Tesla Supercharger station
The Tesla Model S, similar to this one, was recharged 20 times on the 2,800 mile journey Reuters

Two men have set a new record for driving an electric car the width of the United States, travelling over 2,800 miles from California to New York.

Driving a Tesla Model S 85D, Jordan Hart and Bradly D'Souza spent 51 hours and 47 minutes behind the wheel, covering 2,820 miles, recharging 20 times and making a single 15-minute stop for food. When they arrived in New York City on 3 July they had beaten the previous electric record by four hours.

What's impressive about that last stat is how they comfortably beat the old record despite driving a car which is theoretically less efficient. The previous record was set using a new Model S with improved aerodynamics and a larger 90kWh battery, compared to the slightly less streamlined 85kWh version Hart and D'Souza used.

The pair completed the drive to raise money and awareness for victims of human trafficking. Donations are still being accepted through their website.

Driving the width of American is known as the Cannonball Run and the overall record currently stands at 28 hours and 50 minutes, set by Ed Bolian in 2013 driving a Mercedes CL55 AMG with extra fuel tanks in the boot.

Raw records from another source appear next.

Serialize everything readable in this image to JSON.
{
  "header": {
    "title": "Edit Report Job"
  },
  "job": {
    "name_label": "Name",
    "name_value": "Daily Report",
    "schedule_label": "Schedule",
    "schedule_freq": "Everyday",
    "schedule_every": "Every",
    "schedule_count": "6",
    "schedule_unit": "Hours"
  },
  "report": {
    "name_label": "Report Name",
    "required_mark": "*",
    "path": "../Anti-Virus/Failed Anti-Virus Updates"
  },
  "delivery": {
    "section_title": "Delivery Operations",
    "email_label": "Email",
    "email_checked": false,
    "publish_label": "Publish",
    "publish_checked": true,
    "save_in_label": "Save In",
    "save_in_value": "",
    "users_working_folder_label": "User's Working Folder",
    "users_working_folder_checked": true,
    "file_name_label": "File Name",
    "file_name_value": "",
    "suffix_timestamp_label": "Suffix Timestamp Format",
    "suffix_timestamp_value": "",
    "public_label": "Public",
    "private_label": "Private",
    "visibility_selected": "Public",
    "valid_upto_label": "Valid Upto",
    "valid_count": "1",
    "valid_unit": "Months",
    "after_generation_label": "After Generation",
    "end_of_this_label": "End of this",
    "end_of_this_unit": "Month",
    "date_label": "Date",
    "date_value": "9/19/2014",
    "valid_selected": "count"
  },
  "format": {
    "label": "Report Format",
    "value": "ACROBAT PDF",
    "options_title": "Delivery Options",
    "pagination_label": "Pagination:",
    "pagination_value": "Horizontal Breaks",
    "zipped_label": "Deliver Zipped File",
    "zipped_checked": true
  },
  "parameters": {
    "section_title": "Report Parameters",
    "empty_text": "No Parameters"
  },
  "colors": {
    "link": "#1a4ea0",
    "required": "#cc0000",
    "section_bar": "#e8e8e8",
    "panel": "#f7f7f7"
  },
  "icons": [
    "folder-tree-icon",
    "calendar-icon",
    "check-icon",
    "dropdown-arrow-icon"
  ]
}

The first coast-to-coast electric car record was set using a Model S in 2013, with a time for 67 hours and 21 minutes. In 2015 this was lowered to 58 hours and 55 minutes, before Cannonball Run veteran Alex Roy lowered it to exactly 55 hours. On that drive Roy used the Tesla's self-driving Autopilot feature for 97% of the journey, setting a new autonomous driving record.

Opting not to use Autopilot at all for their record-breaking drive, Hart and D'Souza, both Tesla owners, knew when to ignore the car's suggestions to recharge - "it may tell you to stop and charge or slow down when in actuality you can go further or charge for less time," the pair told The Verge.

"I believe that our knowledge of the limitations and willingness to push the boundaries whenever possible is what made the largest difference," D'Souza added.

As well as driving skill, a keen eye on local police, and knowing when to ignore the car's demands to slow down and recharge, the pair admit they were lucky. "Truly luck was on our side with our trip, as we hit essentially zero traffic jams, only four minutes of inclement weather, and arrived in NYC on a holiday to find the streets almost empty/devoid of traffic."